LONDON, UK - Rupert Murdoch's 21st Century Fox has lost control of its prized Sky plc, which was founded by Murdoch and has been controlled by his company, through its 39% stake, since its inception in 1989.
In an unprecedented showdown on Saturday, Fox was outbid for the other 61% of the European broadcaster, by long-time rival Comcast, in an auction undertaken by the UK regulator.
Fox's bid of 15.67 pounds a share was beaten by Comcast's 17.28 pounds a share offer, a difference of 1.61 pounds or 10.27%.
It is being reported as the largest takeover in the history of the media industry in Europe.
"As the price of the final Comcast Offer is materially superior, it is in the best interests of all Sky shareholders to accept the Comcast offer," Sky plc said in a statement Saturday night.
"Accordingly, the Independent Committee unanimously recommends that Sky shareholders accept the Comcast offer, and in order to ensure the successful closing of the Comcast offer, urges shareholders to accept immediately."
Saturday's dramatic duel ends 22 months of uncertainty about Fox's attempt to take over Sky, which has been subjected to UK regulatory hurdles, since Sky shareholders accepted Fox's initial offer of 10.75 pounds a share in December 2016. Comcast entered the fray with an offer on 25 April 2018 of 12.50 pounds per share in Sky, however Fox countered with a bid of 14 pounds a share on 11 July 2018. The regulator then intervened, setting up Saturday's duel.
While Murdoch's Fox has lost out on the main prize, the company will make a huge windfall on the outcome, through the increased value of its holding, which it says it is considering selling to Comcast. When Murdoch first made his move in December 2016, Sky shares were selling at 7.69 pounds. With Comcast's offer on the table of 17.28 pounds, Fox will reap a capital gain of 9.59 pounds per share.
Unfortunately for Murdoch though, the windfall will actually pass to Disney which has agreed to acquire most of 21st Century Fox, including the Sky plc holding.
Saturday's auction will not affect Murdoch's deal with Walt Disney Co., nor will it affect the consideration that Fox shareholders, including Murdoch, will receive.
While Comcast will take over Sky's vast network in the UK and Europe, it will have no interest in Sky Television in Australia and New Zealand, which was taken over by Rupert Murdoch's News Corp in December 2016. The Australian and New Zelaand Sky assets will not be party to the sale to Comcast, or Disney's takeover of Fox.
Brian Roberts, Chairman and CEO of Comcast, described Saturday as "a great day."
"Sky is a wonderful company with a great platform, tremendous brand, and accomplished management team."
"This acquisition will allow us to quickly, efficiently and meaningfully increase our customer base and expand internationally," he said Saturday night.
"We couldn't be more excited by the opportunities in front of us."
He said he expected the deal to conclude by the end of next month, and urged Sky plc shareholders to accept Comcast's offer.
Sky's management appeared excited by the outcome and the potential injection of fresh ideas from its new 'owner.
"This is the beginning of the next exciting chapter for Sky," Jeremy Darroch, Group CEO for Sky, said Saturday night. "Brian and his team have built a great business and we are looking forward to bringing our two companies together for the benefit of our customers and colleagues."
"As part of a broader Comcast we believe we will be able to continue to grow and strengthen our position as Europe's leading direct to consumer media company," the Sky CEO said.
"Today's outcome is down to the hard work of tens of thousands of people who have built and developed this business together over the last thirty years.

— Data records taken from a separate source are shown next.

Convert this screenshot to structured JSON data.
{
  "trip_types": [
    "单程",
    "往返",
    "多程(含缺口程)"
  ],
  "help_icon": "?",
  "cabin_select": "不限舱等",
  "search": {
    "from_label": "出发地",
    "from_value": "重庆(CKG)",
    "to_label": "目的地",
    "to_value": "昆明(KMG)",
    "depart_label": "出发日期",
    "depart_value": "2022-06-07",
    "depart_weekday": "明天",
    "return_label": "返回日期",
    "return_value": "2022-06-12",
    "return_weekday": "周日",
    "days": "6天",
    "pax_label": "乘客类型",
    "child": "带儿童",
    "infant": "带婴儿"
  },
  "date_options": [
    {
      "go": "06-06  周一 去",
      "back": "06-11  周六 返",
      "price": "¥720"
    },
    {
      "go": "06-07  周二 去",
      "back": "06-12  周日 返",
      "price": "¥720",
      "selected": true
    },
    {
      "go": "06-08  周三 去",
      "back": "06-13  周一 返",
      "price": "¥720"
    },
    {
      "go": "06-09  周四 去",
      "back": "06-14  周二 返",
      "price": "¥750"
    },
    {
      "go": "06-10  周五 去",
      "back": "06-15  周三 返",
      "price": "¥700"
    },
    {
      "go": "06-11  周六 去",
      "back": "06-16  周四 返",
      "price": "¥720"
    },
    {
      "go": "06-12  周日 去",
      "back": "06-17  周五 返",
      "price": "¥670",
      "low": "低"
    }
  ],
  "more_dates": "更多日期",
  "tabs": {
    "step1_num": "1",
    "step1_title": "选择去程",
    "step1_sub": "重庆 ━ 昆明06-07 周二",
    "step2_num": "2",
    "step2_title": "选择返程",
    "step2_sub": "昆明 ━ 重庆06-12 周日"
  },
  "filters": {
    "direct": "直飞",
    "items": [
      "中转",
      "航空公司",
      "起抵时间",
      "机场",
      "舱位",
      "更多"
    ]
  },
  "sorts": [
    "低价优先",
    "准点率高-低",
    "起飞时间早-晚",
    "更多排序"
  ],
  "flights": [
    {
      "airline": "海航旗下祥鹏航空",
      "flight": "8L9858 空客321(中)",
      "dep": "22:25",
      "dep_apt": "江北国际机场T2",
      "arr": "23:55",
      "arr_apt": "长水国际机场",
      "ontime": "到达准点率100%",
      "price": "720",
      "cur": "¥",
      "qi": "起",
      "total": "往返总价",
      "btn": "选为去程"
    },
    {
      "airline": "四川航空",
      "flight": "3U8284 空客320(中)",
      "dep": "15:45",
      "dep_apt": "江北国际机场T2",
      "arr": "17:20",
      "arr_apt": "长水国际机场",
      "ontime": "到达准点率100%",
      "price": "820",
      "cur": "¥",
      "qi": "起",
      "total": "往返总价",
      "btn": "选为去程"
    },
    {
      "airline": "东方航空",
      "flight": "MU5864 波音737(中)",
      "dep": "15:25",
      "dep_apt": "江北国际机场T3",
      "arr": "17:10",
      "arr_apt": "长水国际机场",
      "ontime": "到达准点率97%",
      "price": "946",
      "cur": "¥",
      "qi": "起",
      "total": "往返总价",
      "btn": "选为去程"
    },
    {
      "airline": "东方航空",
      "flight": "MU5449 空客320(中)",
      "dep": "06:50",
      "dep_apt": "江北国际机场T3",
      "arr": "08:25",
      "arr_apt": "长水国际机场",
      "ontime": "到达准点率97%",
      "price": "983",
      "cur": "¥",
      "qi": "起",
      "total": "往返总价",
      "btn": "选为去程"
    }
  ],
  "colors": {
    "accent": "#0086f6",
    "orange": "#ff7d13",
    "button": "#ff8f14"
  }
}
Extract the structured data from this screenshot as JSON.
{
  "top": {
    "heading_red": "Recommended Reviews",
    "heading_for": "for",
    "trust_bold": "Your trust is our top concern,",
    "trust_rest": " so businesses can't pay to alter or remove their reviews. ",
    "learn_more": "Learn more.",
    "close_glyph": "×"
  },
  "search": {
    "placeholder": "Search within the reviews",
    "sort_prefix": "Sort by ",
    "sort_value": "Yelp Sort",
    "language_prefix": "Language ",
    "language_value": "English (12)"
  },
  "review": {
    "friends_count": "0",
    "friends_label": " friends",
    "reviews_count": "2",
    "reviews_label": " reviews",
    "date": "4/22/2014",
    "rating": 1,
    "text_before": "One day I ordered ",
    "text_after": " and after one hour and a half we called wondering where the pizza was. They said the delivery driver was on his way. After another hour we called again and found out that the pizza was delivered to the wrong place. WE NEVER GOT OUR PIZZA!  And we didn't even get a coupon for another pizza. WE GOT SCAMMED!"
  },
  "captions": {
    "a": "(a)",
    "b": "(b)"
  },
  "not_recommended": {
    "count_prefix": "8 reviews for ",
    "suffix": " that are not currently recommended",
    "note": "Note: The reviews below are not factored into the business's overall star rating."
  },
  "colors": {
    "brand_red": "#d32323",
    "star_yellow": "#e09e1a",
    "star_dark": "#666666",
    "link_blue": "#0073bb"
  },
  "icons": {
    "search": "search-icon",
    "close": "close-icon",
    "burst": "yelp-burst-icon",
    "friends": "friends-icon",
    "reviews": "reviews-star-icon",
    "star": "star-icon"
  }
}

Sky has never stood still, and with Comcast our momentum will only increase."
21st Century Fox issued a statement saying it was considering its options in relation to it's 39% shareholding and that it will be making a further announcement in due course.
"Sky is a remarkable story and we are proud to have played such a significant role in building the incredible value reflected today in Comcast's offer," the Fox statement said.
Rupert Murdoch in July attributed much of the success of Sky to former CEO Sam Chisholm who had just died. Chisholm joined Sky in August 1990 as the network, and indeed the Murdoch empire, was on the brink of bankruptcy. Three months later Sky merged with BSB and the new BSkyB appointed Chisholm as Managing Director. Chisholm stayed in the role, taking the new BSkyB into the black within two years and to a multi-billion dollar float soon after. A health scare forced his return to Australia seven years later, however by this time BSKyB, now Sky plc, was a raging success. Chisholm received a double lung transplant at St Vincent’s Hospital in Sydney in 2003.
Rupert Murdoch on hearing of Chisholm's death in July this year issued a statement. "Sam Chisholm is unquestionably one of the best executives I have ever worked with," he said. "He led Sky during a transformational decade that put the company on the map, changed UK television forever, and paved the way for the Sky pan-European business we know today."
"The choice of quality of television that British and European viewers enjoy today owe much to Sam's leadership," Mr Murdoch said in his statement.